Concepts: Nasal septum deviation, Nasal septum, Nasal cavity, Philosophy of science, Nasopalatine nerve, Nose


Historical reports describe the sphenopalatine ganglion (SPG) as positioned directly under the nasal mucosa. This is the basis for the topical intranasal administration of local anaesthetic (LA) towards the sphenopalatine foramen (SPF) which is hypothesized to diffuse a distance as short as 1 mm. Nonetheless, the SPG is located in the sphenopalatine fossa, encapsulated in connective tissue, surrounded by fat tissue and separated from the nasal cavity by a bony wall. The sphenopalatine fossa communicates with the nasal cavity through the SPF, which contains neurovascular structures packed with connective tissue and is covered by mucosa in the nasal cavity. Endoscopically the SPF does not appear open. It has hitherto not been demonstrated that LA reaches the SPG using this approach.

Concepts: Foramina of the skull, Maxillary nerve, Tissues, Blood, Muscle, Pterygopalatine fossa, Mucus, Nasopalatine nerve


To evaluate the effects of rapid maxillary expansion (RME) on the vocal quality, maxillary central incisors, midpalatal suture, and nasal cavity in patients with maxillary crossbite.

Concepts: Cavity wall insulation, Human voice, Nasopalatine nerve, Maxillary nerve, Nasal cavity, Maxillary central incisor


Orthognathic surgery including Le Fort I osteotomy involves changes in the nasal septum and maxillary sinus. This study assesses nasal septum changes after Le Fort I osteotomy using cone beam computed tomography images and evaluates mucosal changes in the maxillary sinus after the surgery.This was a retrospective study of 33 patients who underwent orthognathic surgery including Le Fort I osteotomy. To assess the maxillary sinus, changes in the mucosa of the maxillary sinus were analyzed by volume and geometry. We measured the air cavity per se and mucosal thickening of the maxillary sinus using SIMPLANT (Materialise, Belgium) software. And the geometry of the distribution of the mucosa was analyzed using cone beam computed tomography images.The septal angle was decreased after surgery, but not significantly (P > 0.05). The volume reduction of the air cavity per se and the volume increase associated with mucosal thickening were statistically significant (P < 0.05). Mucosal thickening was observed in the posterior-inferior direction.In this study, nasal septum deviation was not statistically significant after Le Fort I osteotomy. Decrease of the air cavity per se, decrease of the total volume of the maxillary sinus, and increase of mucosal thickening were prominent. Furthermore, the mucosal thickening that occurs after surgery appears to be mainly in the posterior lower part of the maxillary sinus.

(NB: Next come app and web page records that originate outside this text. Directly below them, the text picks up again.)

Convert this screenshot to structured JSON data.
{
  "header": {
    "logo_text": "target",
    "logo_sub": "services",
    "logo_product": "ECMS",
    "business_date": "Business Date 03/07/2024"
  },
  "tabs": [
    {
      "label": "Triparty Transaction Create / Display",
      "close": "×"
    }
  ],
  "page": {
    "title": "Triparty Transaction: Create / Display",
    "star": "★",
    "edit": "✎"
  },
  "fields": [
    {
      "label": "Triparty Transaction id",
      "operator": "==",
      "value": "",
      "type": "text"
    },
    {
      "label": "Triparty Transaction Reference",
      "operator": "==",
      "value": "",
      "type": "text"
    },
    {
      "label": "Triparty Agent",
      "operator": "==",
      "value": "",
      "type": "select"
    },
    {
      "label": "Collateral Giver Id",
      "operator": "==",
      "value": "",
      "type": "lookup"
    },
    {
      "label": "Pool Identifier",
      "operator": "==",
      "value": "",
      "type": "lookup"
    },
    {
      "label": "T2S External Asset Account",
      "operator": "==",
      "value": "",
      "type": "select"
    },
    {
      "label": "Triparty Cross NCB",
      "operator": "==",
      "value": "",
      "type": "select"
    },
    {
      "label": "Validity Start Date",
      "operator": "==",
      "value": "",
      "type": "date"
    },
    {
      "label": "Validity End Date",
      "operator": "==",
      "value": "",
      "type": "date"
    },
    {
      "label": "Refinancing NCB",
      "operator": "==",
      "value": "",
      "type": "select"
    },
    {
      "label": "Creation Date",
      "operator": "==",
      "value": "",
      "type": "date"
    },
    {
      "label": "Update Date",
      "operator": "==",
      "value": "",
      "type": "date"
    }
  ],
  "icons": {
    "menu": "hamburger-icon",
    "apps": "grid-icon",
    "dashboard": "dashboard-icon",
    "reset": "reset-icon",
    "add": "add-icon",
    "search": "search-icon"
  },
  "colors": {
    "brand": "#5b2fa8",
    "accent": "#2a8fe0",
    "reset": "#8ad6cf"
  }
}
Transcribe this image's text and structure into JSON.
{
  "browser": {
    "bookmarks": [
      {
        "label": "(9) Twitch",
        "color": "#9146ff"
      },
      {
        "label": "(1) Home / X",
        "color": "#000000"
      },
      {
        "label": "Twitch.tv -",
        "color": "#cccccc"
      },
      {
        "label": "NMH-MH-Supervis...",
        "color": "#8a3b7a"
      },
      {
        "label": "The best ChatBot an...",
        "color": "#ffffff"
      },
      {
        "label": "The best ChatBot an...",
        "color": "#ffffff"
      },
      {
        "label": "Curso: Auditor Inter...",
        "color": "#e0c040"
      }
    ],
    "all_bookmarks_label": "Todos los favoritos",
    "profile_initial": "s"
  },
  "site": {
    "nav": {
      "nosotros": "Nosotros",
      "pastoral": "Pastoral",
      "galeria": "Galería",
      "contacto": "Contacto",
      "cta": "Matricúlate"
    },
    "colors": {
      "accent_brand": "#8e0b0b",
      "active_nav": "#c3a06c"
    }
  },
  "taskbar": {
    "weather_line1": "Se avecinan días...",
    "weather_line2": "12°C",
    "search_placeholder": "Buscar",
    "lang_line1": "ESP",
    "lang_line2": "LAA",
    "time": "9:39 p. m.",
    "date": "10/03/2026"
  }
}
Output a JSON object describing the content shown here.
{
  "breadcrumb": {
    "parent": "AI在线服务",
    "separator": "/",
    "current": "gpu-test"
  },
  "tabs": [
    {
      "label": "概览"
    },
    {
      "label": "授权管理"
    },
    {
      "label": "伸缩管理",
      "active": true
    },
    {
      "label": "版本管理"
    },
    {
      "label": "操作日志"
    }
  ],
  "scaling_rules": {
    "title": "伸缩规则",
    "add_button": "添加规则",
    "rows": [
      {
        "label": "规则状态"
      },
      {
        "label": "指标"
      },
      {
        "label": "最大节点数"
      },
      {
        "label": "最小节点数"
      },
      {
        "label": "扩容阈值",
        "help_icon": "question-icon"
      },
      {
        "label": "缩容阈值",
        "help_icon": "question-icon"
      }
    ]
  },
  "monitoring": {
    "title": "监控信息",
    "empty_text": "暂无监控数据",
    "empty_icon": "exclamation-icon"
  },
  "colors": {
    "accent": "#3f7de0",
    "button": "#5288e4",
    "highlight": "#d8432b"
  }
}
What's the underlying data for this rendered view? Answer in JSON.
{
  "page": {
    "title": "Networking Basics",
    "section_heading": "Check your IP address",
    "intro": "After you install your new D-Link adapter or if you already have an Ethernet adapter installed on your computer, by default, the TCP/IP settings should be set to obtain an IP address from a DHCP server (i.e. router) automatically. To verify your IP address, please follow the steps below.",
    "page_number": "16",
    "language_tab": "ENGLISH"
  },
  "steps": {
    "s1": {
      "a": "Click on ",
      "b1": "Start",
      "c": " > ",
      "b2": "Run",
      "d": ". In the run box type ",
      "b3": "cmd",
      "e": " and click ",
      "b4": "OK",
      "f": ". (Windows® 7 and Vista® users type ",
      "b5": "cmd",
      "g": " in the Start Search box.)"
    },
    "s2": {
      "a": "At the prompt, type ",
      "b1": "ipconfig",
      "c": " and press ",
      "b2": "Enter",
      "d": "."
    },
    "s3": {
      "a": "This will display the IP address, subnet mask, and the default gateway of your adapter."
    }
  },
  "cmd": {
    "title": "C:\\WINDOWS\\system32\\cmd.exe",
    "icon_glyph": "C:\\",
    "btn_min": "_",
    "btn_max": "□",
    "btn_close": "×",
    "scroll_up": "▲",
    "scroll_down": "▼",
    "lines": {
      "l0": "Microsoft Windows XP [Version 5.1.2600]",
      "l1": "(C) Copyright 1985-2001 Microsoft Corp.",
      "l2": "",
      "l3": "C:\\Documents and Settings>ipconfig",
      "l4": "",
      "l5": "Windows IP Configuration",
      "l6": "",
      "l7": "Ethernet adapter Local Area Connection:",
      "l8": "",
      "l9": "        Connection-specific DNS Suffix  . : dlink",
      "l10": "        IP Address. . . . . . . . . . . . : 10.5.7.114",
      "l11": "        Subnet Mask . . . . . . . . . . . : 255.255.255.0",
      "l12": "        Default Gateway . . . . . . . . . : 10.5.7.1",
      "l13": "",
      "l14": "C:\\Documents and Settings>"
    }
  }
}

Concepts: Mucous membrane, Pyramid, Nasopalatine nerve, Oral and maxillofacial surgery, Mucus, Medical imaging, Sinusitis, Maxillary sinus


Maxillary hypoplasia (MH) is a rare cause of respiratory dysfunction in infants and may occur in association with genetic abnormalities or as an isolated condition. It is included in the differential diagnosis of congenital nasal obstruction. This paper seeks to report a case series of infants with MH, discuss methods for its diagnosis, and compare computed tomography (CT) measurements of nasal cavities of infants with MH and without craniomaxillofacial abnormalities. The therapeutic approach in each patient is also described. All infants with MH admitted to a tertiary hospital between 2012 and 2015 were included. Baseline nasal endoscopy was performed at bedside. The width of the infants' nasal cavities was measured by a radiologist with experience in CT scanning of facial bones. Control patients were infants of matched sex and similar age who underwent head CT scanning for various reasons. Overall, 8 infants with MH and 8 controls were assessed. All nasal cavity dimensions of infants with MH were significantly smaller than those of control subjects. The authors conclude that the diagnosis of MH should be considered in infants with nasal obstruction and nasal cavity narrowing at nasal endoscopy.

Concepts: Nasopalatine nerve, Mucus, Medical terms, Maxillary nerve, Respiratory system, Nose, Medical imaging, Nasal cavity